Even today the traditional three day pilgrimage is maintained which includes fairly rigorous spiritual exercises including: going barefoot on the island, keeping a twenty four hour vigil, fasting on frugal fare and drink, one meal a day made up of black tea/coffee, dry toast, oat cakes, water, sustained vocal prayer, and bodily prayer practices – kneeling, standing, praying with arms extended in the shape of the cross, “walking the rounds,” a series of stations on the island where pilgrims walk around a cross within a circle of stones a designated number of times. Generally, pilgrims depart on the morning of the third day having slept on their second night. They complete their pilgrimage fast at midnight the day of departure. Still today this pilgrimage attracts between eleven to thirty thousand people a year, mostly young, and from all over the world.
Fasting and prayer is not new, and it has a deep Biblical foundation. The great prophet and Lawgiver Moses fasted for three periods of fourth days when he was in the presence of God on Mount Sinai. Nehemiah fasted to help him confess his sins to God and turn away from them and to ask God for favor in the sight of the King of Persia to get permission to rebuild the walls of Jerusalem (Nehemiah 1:4). King David fasted to ask God to intervene because of injustice (Psalm 35:13). Jonah had the pagan city of Nineveh fast to prevent its destruction. The Prophet Isaiah (58:8-10) lists eight reasons for fasting: Your mind will be opened to greater understanding; Physical healing will come quickly to you; God will go before you as a defender; God’s glory will protect you; God will answer your prayers; When you cry for help God will be there; God will fill you with light; God will lift the gloom from your life.

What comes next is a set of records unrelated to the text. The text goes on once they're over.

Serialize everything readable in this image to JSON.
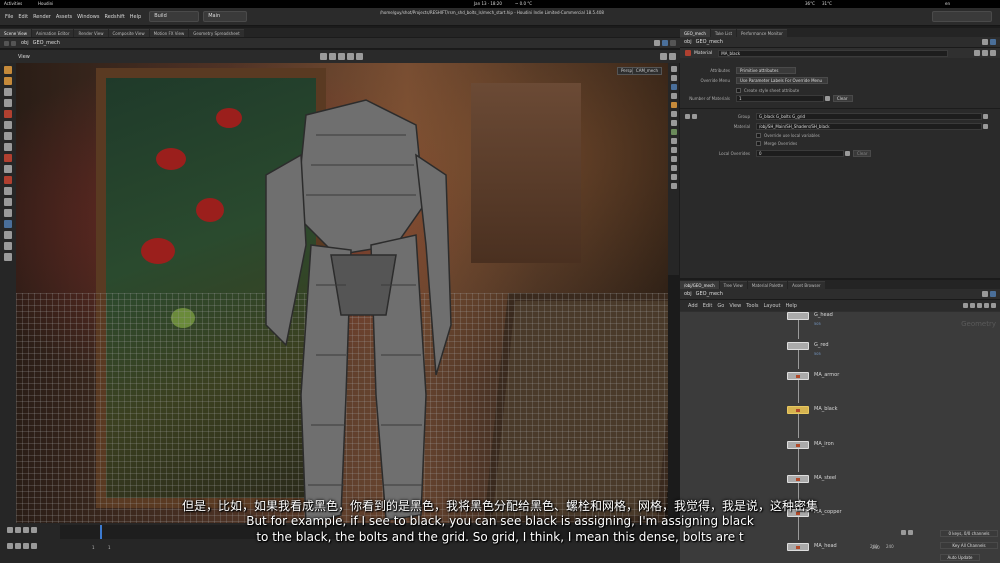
{
  "gnome": {
    "activities": "Activities",
    "app": "Houdini",
    "clock": "Jan 13 · 18:20",
    "temp": "~ 0.0 °C",
    "sys1": "36°C",
    "sys2": "31°C",
    "lang": "en"
  },
  "window": {
    "title": "/home/guy/shot/Projects/RESHIFT/rsm_shd_bolts_ls/mech_start.hip - Houdini Indie Limited-Commercial 18.5.408"
  },
  "menu": {
    "items": [
      "File",
      "Edit",
      "Render",
      "Assets",
      "Windows",
      "Redshift",
      "Help"
    ],
    "desktop": "Build",
    "mode": "Main"
  },
  "left_tabs": [
    "Scene View",
    "Animation Editor",
    "Render View",
    "Composite View",
    "Motion FX View",
    "Geometry Spreadsheet"
  ],
  "left_path": {
    "root": "obj",
    "node": "GEO_mech"
  },
  "viewport": {
    "label": "View",
    "persp": "Persp",
    "cam": "CAM_mech"
  },
  "right_tabs_top": [
    "GEO_mech",
    "Take List",
    "Performance Monitor"
  ],
  "params": {
    "path_root": "obj",
    "path_node": "GEO_mech",
    "node_type": "Material",
    "node_name": "MA_black",
    "attributes_label": "Attributes",
    "attributes_value": "Primitive attributes",
    "override_menu_label": "Override Menu",
    "override_menu_value": "Use Parameter Labels For Override Menu",
    "create_style_label": "Create style sheet attribute",
    "num_materials_label": "Number of Materials",
    "num_materials_value": "1",
    "clear_label": "Clear",
    "group_label": "Group",
    "group_value": "G_black G_bolts G_grid",
    "material_label": "Material",
    "material_value": "/obj/SH_Main/SH_Shaders/SH_black",
    "override_local_label": "Override use local variables",
    "merge_overrides_label": "Merge Overrides",
    "local_overrides_label": "Local Overrides",
    "local_overrides_value": "0",
    "clear2_label": "Clear"
  },
  "network": {
    "tabs": [
      "/obj/GEO_mech",
      "Tree View",
      "Material Palette",
      "Asset Browser"
    ],
    "path_root": "obj",
    "path_node": "GEO_mech",
    "menu": [
      "Add",
      "Edit",
      "Go",
      "View",
      "Tools",
      "Layout",
      "Help"
    ],
    "context": "Geometry",
    "nodes": [
      {
        "name": "G_head",
        "sub": "505"
      },
      {
        "name": "G_red",
        "sub": "505"
      },
      {
        "name": "MA_armor",
        "sub": ""
      },
      {
        "name": "MA_black",
        "sub": ""
      },
      {
        "name": "MA_iron",
        "sub": ""
      },
      {
        "name": "MA_steel",
        "sub": ""
      },
      {
        "name": "MA_copper",
        "sub": ""
      },
      {
        "name": "MA_head",
        "sub": ""
      }
    ]
  },
  "timeline": {
    "frame": "1",
    "start": "1",
    "start2": "1",
    "end": "240",
    "end2": "240",
    "keys_label": "0 keys, 0/0 channels",
    "key_all_label": "Key All Channels",
    "auto_update": "Auto Update"
  },
  "subtitles": {
    "zh": "但是，比如，如果我看成黑色，你看到的是黑色，我将黑色分配给黑色、螺栓和网格，网格，我觉得，我是说，这种密集",
    "en1": "But for example, if I see to black, you can see black is assigning, I'm assigning black",
    "en2": "to the black, the bolts and the grid. So grid, I think, I mean this dense, bolts are t"
  }
}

Jesus, of course, is our great witness to fasting, prayer and alms giving. Not only does He go into the wilderness and fast for forty days and forty nights, He goes to a quiet place every day to pray. Also, before any major decisions or initiatives Jesus prays and fasts. He prayed intensely the night before His Sacrifice.
As we move our attention to Lent, and preparation for Easter, it would be a good time to reexamine our own relationship with God, to evaluate how we are carrying out the mission God has given us to do here on earth, and to examine our own lives and, if necessary, readjust our focus and direction. We can’t all go to Lough Derg, or make the Camino de Santiago, but we can all do something that helps us to take stock and find our direction.

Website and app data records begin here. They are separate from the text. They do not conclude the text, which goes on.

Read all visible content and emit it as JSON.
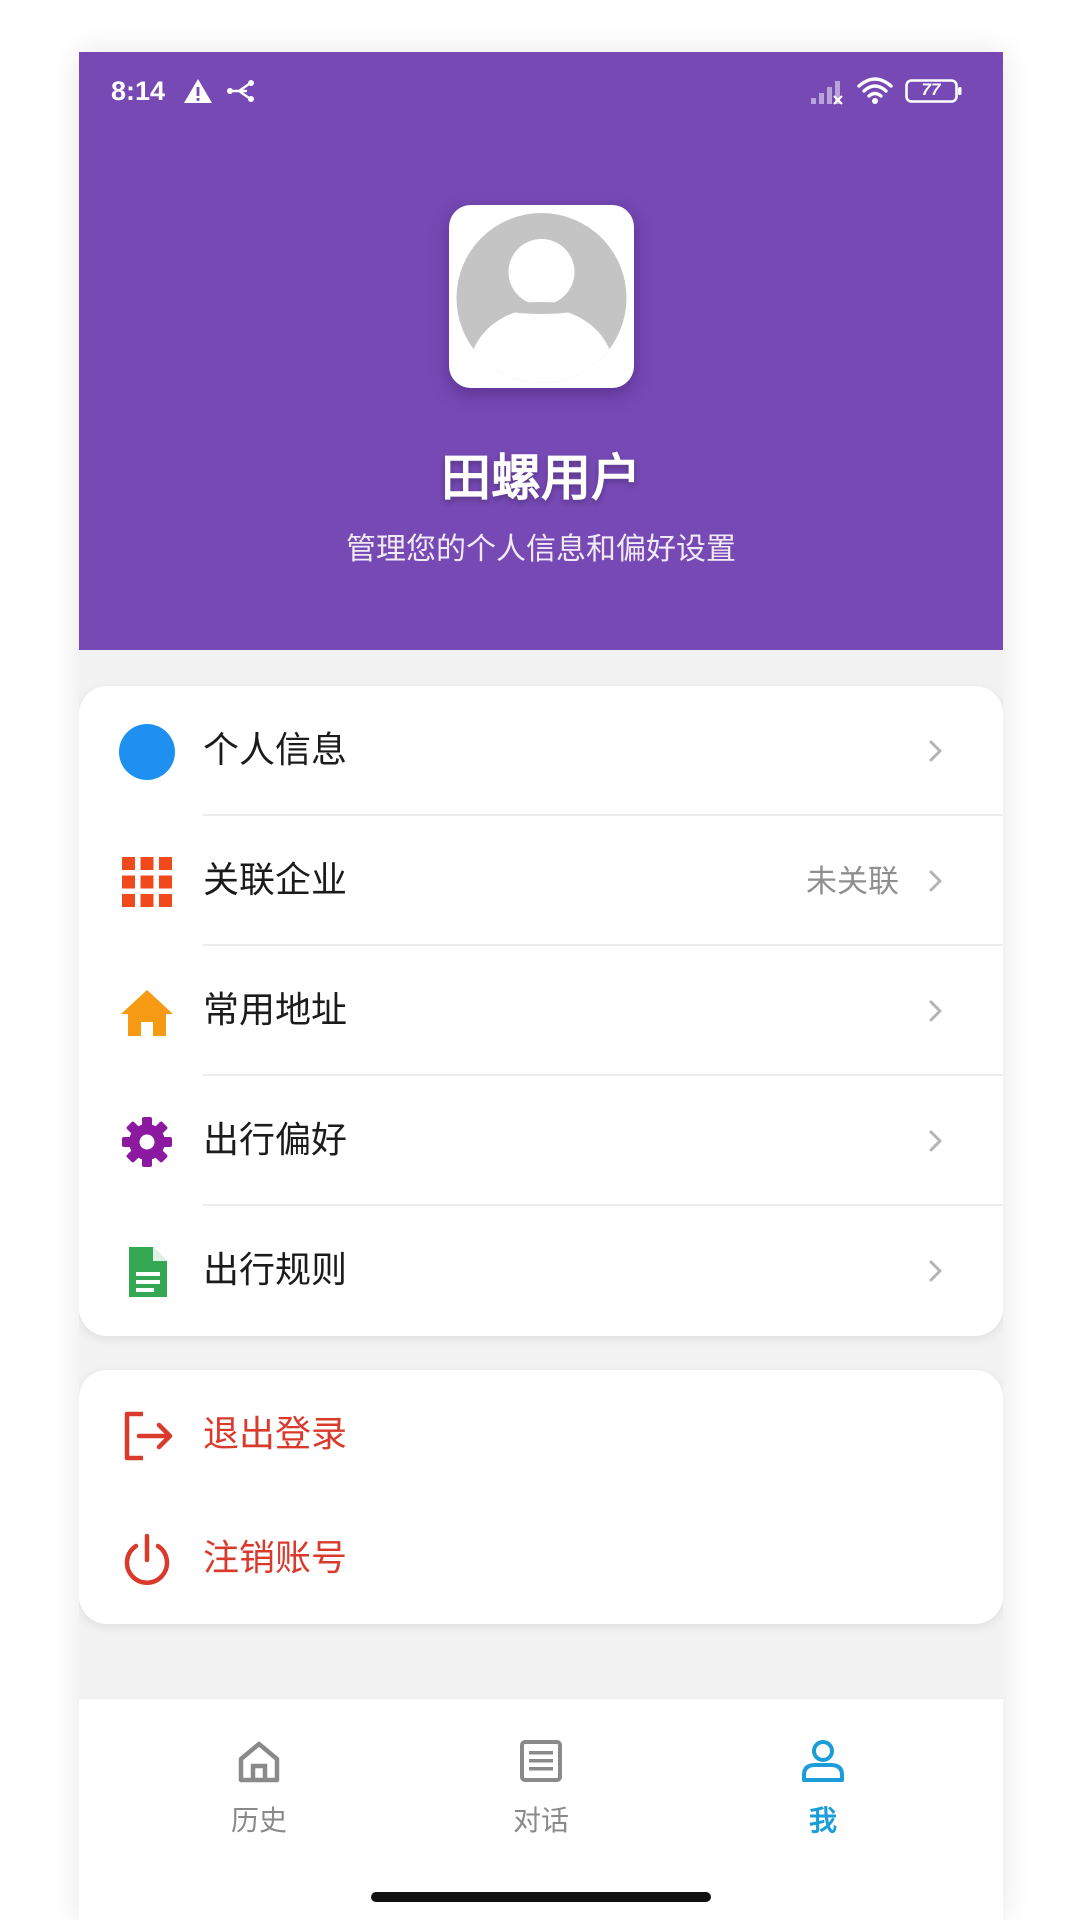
{
  "status_bar": {
    "time": "8:14",
    "battery": "77"
  },
  "profile": {
    "name": "田螺用户",
    "subtitle": "管理您的个人信息和偏好设置"
  },
  "menu": {
    "items": [
      {
        "label": "个人信息",
        "icon": "circle-icon",
        "value": ""
      },
      {
        "label": "关联企业",
        "icon": "grid-icon",
        "value": "未关联"
      },
      {
        "label": "常用地址",
        "icon": "home-icon",
        "value": ""
      },
      {
        "label": "出行偏好",
        "icon": "gear-icon",
        "value": ""
      },
      {
        "label": "出行规则",
        "icon": "document-icon",
        "value": ""
      }
    ]
  },
  "account": {
    "logout_label": "退出登录",
    "delete_label": "注销账号"
  },
  "bottom_nav": {
    "items": [
      {
        "label": "历史",
        "icon": "home-outline-icon",
        "active": false
      },
      {
        "label": "对话",
        "icon": "list-icon",
        "active": false
      },
      {
        "label": "我",
        "icon": "person-icon",
        "active": true
      }
    ]
  },
  "colors": {
    "header": "#7649b4",
    "accent_blue": "#1b9dd9",
    "danger": "#d93a2c",
    "info_icon": "#1e90f0",
    "grid_icon": "#f04a1c",
    "home_icon": "#f59a12",
    "gear_icon": "#8b1aa0",
    "doc_icon": "#34a853"
  }
}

Some spiritual exercises and opportunities that might help us this Lent could include: making a commitment to go to daily Mass, or an extra Mass each week, making a good examination of conscience and going to confession, making the Stations of the Cross in private or as a community exercise, making a visit to the Blessed Sacrament or Adoration, fasting on Friday from meat or fasting during Lent from some food or pleasure we enjoy (limiting TV, alcohol, social media), take the opportunity to attend one of the special Lent events like The Shroud of Turin Talk (March 28th, OLV), Mike Davis Lenten Concert (St. Dominic, 15th March), Cincinnati artist Holly Schapker’s talk on the Passion of Christ and the Stations she painted (OLV, 9th March). We could also increase our personal prayer like offering the rosary for a good cause, praying for the Poor Souls, lighting devotional candles at church for the honor of God, Our Lady, the Saints, and for particular intentions. It was a custom during Lent to recite the great Litanies, Litany of Loreto, Litany of the Saints, Litany of the Sacred Heart, Litany of the Name of Jesus, Litany of the Precious Blood. We might pray as a family or enshrine a holy image for Lent and Easter. We might also spend time in charitable works, help provide for the poor, or give some time or treasure to support the cause of justice, peace, goodness, and life. Or we might support a parish event, donate time and talent around the church, school, parish grounds, or help a neighbor in need.
In all of this the point is not to do more stuff but to turn our hearts, minds, and lives to God so that God can fill us with His grace and blessing. Any opportunity given to God, or for God, God will not forget. If we open our heart to God, the Holy Spirit will enter in.